It’s not as easy as you might think to hit a hole in one on a miniature golf course the size of an iPhone screen. Hitting the perfect shot up the side of Mt. Fuji, through the Grand Canyon or around the Great Wall of China can be challenging — and, fair warning, addictive — in the virtual world of Putter King Adventure Golf, a mini-golf app developed by Kevin Dias (’06).
Dias, who moved to Japan several years ago, planned to open a real mini-golf course there. But when he couldn’t secure enough financing, he changed course and developed a mini-golf app for the iPhone, iPad, iPod Touch and Android.
“The miniature golf I remembered from my childhood with fun obstacles and themes just doesn’t exist in Japan,” says Dias, who was so influenced by his junior year studying in Japan that he returned there to live three years ago.
Recently, Putter King won third place for Best Sports Game for Android in the annual Best App Ever contest sponsored by 148Apps.com. The app also received honorable mention in the Best Kids Game for Android category.
Putter King features 18 holes designed around “Adventures in Japan” and “Trip Around the World,” plus six locked holes that you have to complete a challenge to access. Three more holes, based on designs submitted during a recent contest, are coming soon.
Colorful, playful 3D high-definition graphics featuring hills and bridges, greens and water hazards, and creative obstacles (use the chopstick bridge to cross the giant bowl of ramen noodles) give the feel of a real miniature-golf course. Line up your shot with the helpful aid of aiming dots and then let it fly by dragging your finger down a slider for distance and then back up for the speed of your shot; swipe too slowly and your ball rolls back down a hill; swipe too quickly and you’ll end up out-of-bounds (and incur a one-stroke penalty).

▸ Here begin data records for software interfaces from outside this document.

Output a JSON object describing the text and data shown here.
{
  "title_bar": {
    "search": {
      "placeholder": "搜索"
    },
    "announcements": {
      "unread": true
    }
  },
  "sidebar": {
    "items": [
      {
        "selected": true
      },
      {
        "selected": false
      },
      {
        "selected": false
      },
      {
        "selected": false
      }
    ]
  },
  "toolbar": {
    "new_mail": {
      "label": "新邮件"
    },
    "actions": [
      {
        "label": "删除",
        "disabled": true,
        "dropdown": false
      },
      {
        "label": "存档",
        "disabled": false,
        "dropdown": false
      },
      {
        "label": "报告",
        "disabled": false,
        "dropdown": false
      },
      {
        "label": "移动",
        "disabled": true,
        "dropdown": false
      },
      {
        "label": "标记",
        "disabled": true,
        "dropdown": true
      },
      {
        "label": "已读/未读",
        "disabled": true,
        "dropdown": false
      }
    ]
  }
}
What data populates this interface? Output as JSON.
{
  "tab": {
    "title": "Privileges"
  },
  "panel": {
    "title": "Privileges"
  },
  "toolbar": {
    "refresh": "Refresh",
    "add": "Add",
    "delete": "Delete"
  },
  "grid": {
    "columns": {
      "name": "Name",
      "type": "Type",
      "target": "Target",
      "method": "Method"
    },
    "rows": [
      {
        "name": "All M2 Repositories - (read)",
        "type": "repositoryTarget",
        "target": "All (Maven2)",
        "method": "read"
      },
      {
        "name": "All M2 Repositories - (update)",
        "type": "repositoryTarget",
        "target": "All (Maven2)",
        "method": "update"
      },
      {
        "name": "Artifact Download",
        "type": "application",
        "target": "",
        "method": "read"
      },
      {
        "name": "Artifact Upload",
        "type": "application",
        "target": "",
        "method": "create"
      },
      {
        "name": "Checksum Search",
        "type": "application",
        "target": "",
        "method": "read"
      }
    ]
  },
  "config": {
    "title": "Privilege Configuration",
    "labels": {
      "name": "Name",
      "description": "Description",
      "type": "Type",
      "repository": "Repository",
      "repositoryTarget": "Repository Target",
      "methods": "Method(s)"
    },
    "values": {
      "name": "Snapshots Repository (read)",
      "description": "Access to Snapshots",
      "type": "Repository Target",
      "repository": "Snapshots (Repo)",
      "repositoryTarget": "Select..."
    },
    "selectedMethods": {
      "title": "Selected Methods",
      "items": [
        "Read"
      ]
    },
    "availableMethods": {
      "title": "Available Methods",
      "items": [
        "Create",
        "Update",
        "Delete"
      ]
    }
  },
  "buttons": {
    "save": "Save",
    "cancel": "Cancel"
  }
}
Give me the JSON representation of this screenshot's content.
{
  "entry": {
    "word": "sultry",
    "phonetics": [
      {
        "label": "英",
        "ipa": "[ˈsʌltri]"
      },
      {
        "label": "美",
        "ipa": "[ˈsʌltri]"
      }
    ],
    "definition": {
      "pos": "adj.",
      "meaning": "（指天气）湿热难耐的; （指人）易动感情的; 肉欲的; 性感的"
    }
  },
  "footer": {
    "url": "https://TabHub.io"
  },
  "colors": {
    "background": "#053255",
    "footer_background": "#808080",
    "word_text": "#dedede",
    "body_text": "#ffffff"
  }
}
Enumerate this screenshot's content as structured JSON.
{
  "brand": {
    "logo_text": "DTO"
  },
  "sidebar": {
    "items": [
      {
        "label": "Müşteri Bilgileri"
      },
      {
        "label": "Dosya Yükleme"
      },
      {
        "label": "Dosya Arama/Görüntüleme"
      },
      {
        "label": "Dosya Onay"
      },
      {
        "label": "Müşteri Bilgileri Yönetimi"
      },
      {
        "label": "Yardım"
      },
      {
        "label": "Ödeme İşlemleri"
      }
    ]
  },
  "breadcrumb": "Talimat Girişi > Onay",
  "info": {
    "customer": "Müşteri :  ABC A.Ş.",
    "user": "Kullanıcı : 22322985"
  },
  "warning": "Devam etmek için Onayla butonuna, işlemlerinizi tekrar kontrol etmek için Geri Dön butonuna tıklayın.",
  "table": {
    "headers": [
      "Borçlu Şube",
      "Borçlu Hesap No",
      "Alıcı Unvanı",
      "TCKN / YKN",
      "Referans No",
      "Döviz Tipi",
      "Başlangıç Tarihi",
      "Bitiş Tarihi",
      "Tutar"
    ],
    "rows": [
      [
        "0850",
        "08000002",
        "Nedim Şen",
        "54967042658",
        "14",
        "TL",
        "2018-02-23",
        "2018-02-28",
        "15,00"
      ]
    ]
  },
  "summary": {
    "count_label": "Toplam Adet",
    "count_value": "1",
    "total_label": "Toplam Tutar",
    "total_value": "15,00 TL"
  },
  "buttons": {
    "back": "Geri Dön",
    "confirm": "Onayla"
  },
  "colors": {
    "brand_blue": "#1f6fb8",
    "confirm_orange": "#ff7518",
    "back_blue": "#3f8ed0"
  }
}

Slip your shot by the sumo wrestler for a hole-in-one (a straight shot, but watch out for the swaying loincloth), and your Putter King avatar will be celebrating. Get a hole-in-29 on the subway hole (hint: the little subway doors actually open and close, an observation that eluded me for 28 shots), and “Putty” will be shaking his head in disgust and you’ll be throwing your iPhone.
“The game is definitely challenging,” Dias answers diplomatically when asked if 29 shots on one hole is some kind of record. “Putting together a string of great shots is very difficult, much like real golf. The average player can have a great putt on any given hole, but being able to do it consistently is challenging.”
Dias grew up playing mini-golf at Baker’s Golf in Lanesboro, Mass. After graduating from Wake Forest, he worked for several years at PNC Capital Markets in Charlotte. When the company relocated its offices to New York City several years ago, he decided the time was right to follow his dream of returning to Japan, and he found a job teaching English to Japanese businessmen. “I really enjoyed my time in Japan with the Wake Forest study-abroad program, and I always wanted to find a way to get back,” he says.
Putting his Wake Forest business major to work, he spent six months researching and writing his business plan for what became Putter King. “More than any specific class, I think the business school does a great job of teaching students how to think critically about different business problems, risks and strategies,” says Dias, who still keeps up with business professor Sherry Jarrell. “Starting a business in your home country is daunting in itself, but starting a business in a foreign country, I wanted to be sure I was sharp on everything.”
Dias still hopes to build windmills and water hazards on real courses, but for now Putter King enthusiasts will have to practice their putting skills on their iPhone or Android. And might a Wake Forest-based design, say “Adventures in Tribble Hall,” a definite par 29, be on the horizon? Dias is committed to growing Putter King: “One of my future goals is to bring the brand to the U.S., and I would love to open a Wake Forest-themed course in Winston-Salem.”
Putter King is available for $2.99 at the App Store.